Yet, the stock market bubble is only expanding.

Michael Batnick, Ritholtz Wealth Management’s research director, reported that seven stocks gained $300 billion in market cap on one day.

Seven stocks gain $300 billion in market capitalization on a single trading day. | Source: Twitter 

Big Tech’s dominance is growing,  the wealth gap between billionaires and the rest is widening, and stocks are soaring.

Scary Part is That Stocks Do Not Have to Drop

Despite the glaring concerns of a bubble, the stock market maintains a favorable macro backdrop for a prolonged rally.

Extended periods of low-interest rate, high liquidity, and preferable financial conditions would further strengthen investor confidence.

Pre-market data shows the Dow Jones expects another positive market open, after rallying by 2.67% in the past week.

But investors remain troubled by the precedent the Fed’s decision might establish . Henrich said no single institution should have “that much unchecked and unchallenged power” over a democratic society.

Former Reserve Bank of India governor discusses the implications of the Fed’s important shift. Watch the video below:

Avid gold investor Peter Schiff raised a similar concern, stating :

“The only reason the Fed is allowing more inflation is that no one on the FOMC has the guts to fight it.”

A large part of the skepticism toward the Fed’s new policy is the lack of clarity on how the Fed would attempt to achieve the inflation target. If the Fed goes slightly out of bounds, the probability of a larger-scale asset bubble increases rapidly.
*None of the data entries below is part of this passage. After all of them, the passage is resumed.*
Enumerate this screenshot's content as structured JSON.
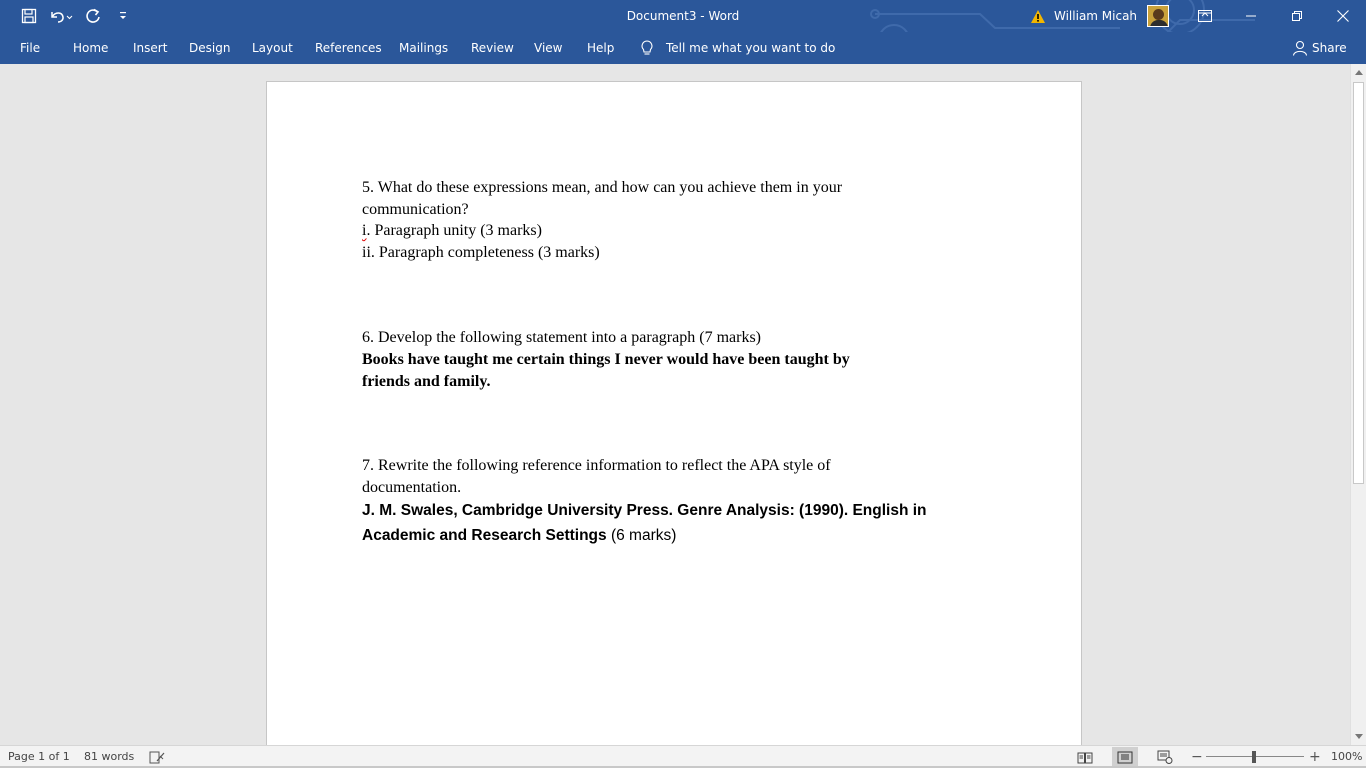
{
  "titlebar": {
    "document_title": "Document3  -  Word",
    "user_name": "William Micah",
    "qat": {
      "save_icon": "save-icon",
      "undo_icon": "undo-icon",
      "redo_icon": "redo-icon",
      "customize_icon": "chevron-down-icon"
    },
    "warning_icon": "warning-icon",
    "controls": [
      "ribbon-display-options",
      "minimize",
      "restore",
      "close"
    ]
  },
  "ribbon": {
    "tabs": [
      {
        "label": "File"
      },
      {
        "label": "Home"
      },
      {
        "label": "Insert"
      },
      {
        "label": "Design"
      },
      {
        "label": "Layout"
      },
      {
        "label": "References"
      },
      {
        "label": "Mailings"
      },
      {
        "label": "Review"
      },
      {
        "label": "View"
      },
      {
        "label": "Help"
      }
    ],
    "tell_me": "Tell me what you want to do",
    "share": "Share"
  },
  "document": {
    "q5": {
      "line1": "5. What do these expressions mean, and how can you achieve them in your",
      "line2": "communication?",
      "item1_marker": "i",
      "item1_rest": ". Paragraph unity (3 marks)",
      "item2": "ii. Paragraph completeness (3 marks)"
    },
    "q6": {
      "line1": "6. Develop the following statement into a paragraph (7 marks)",
      "statement_line1": "Books have taught me certain things I never would have been taught by",
      "statement_line2": "friends and family."
    },
    "q7": {
      "line1": "7. Rewrite the following reference information to reflect the APA style of",
      "line2": "documentation.",
      "reference_line1": "J. M. Swales, Cambridge University Press. Genre Analysis: (1990). English in",
      "reference_line2_bold": "Academic and Research Settings",
      "reference_line2_rest": " (6 marks)"
    }
  },
  "statusbar": {
    "page": "Page 1 of 1",
    "words": "81 words",
    "zoom": "100%",
    "zoom_minus": "−",
    "zoom_plus": "+",
    "zoom_level": 1.0
  },
  "colors": {
    "accent": "#2b579a",
    "background": "#e6e6e6",
    "page": "#ffffff"
  }
}
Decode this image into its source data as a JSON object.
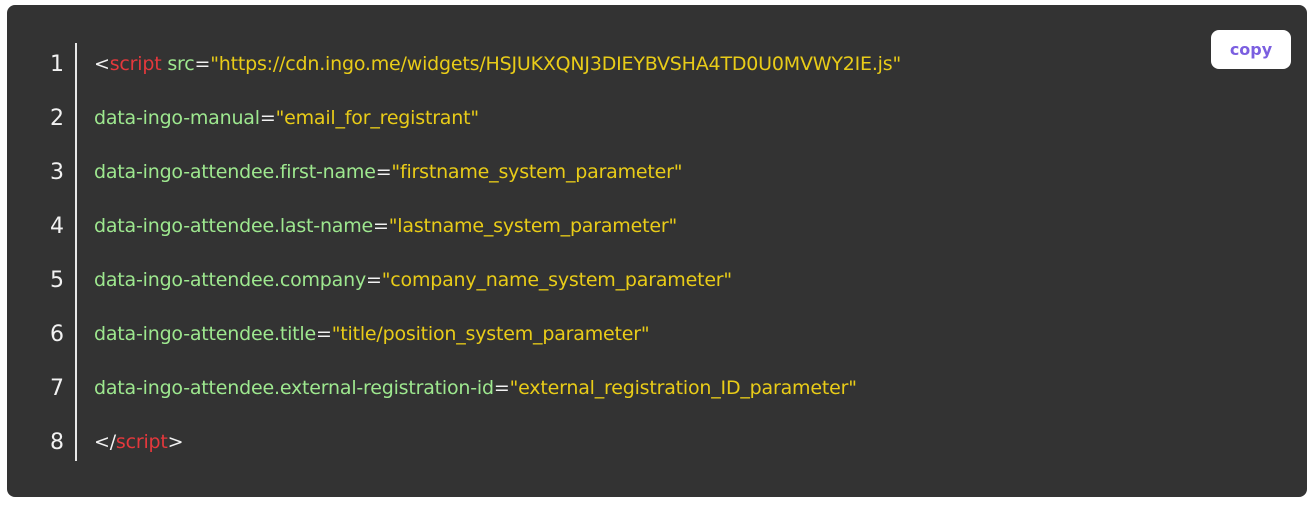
{
  "copy_button": {
    "label": "copy"
  },
  "colors": {
    "background": "#333333",
    "tag": "#e4383c",
    "attribute": "#9ee88f",
    "string": "#e9cc18",
    "punctuation": "#f2f2f2",
    "copy_text": "#7b5fe0"
  },
  "lines": [
    {
      "number": "1",
      "open": "<",
      "tag": "script",
      "space": " ",
      "attr": "src",
      "eq": "=",
      "value": "\"https://cdn.ingo.me/widgets/HSJUKXQNJ3DIEYBVSHA4TD0U0MVWY2IE.js\""
    },
    {
      "number": "2",
      "attr": "data-ingo-manual",
      "eq": "=",
      "value": "\"email_for_registrant\""
    },
    {
      "number": "3",
      "attr": "data-ingo-attendee.first-name",
      "eq": "=",
      "value": "\"firstname_system_parameter\""
    },
    {
      "number": "4",
      "attr": "data-ingo-attendee.last-name",
      "eq": "=",
      "value": "\"lastname_system_parameter\""
    },
    {
      "number": "5",
      "attr": "data-ingo-attendee.company",
      "eq": "=",
      "value": "\"company_name_system_parameter\""
    },
    {
      "number": "6",
      "attr": "data-ingo-attendee.title",
      "eq": "=",
      "value": "\"title/position_system_parameter\""
    },
    {
      "number": "7",
      "attr": "data-ingo-attendee.external-registration-id",
      "eq": "=",
      "value": "\"external_registration_ID_parameter\""
    },
    {
      "number": "8",
      "open": "</",
      "tag": "script",
      "close": ">"
    }
  ]
}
Disclaimer: The opinions expressed in this article do not necessarily reflect the views of CCN.com and should not be considered investment or trading advice from CCN.com. Unless otherwise noted, the author holds no investment position in the above-mentioned securities.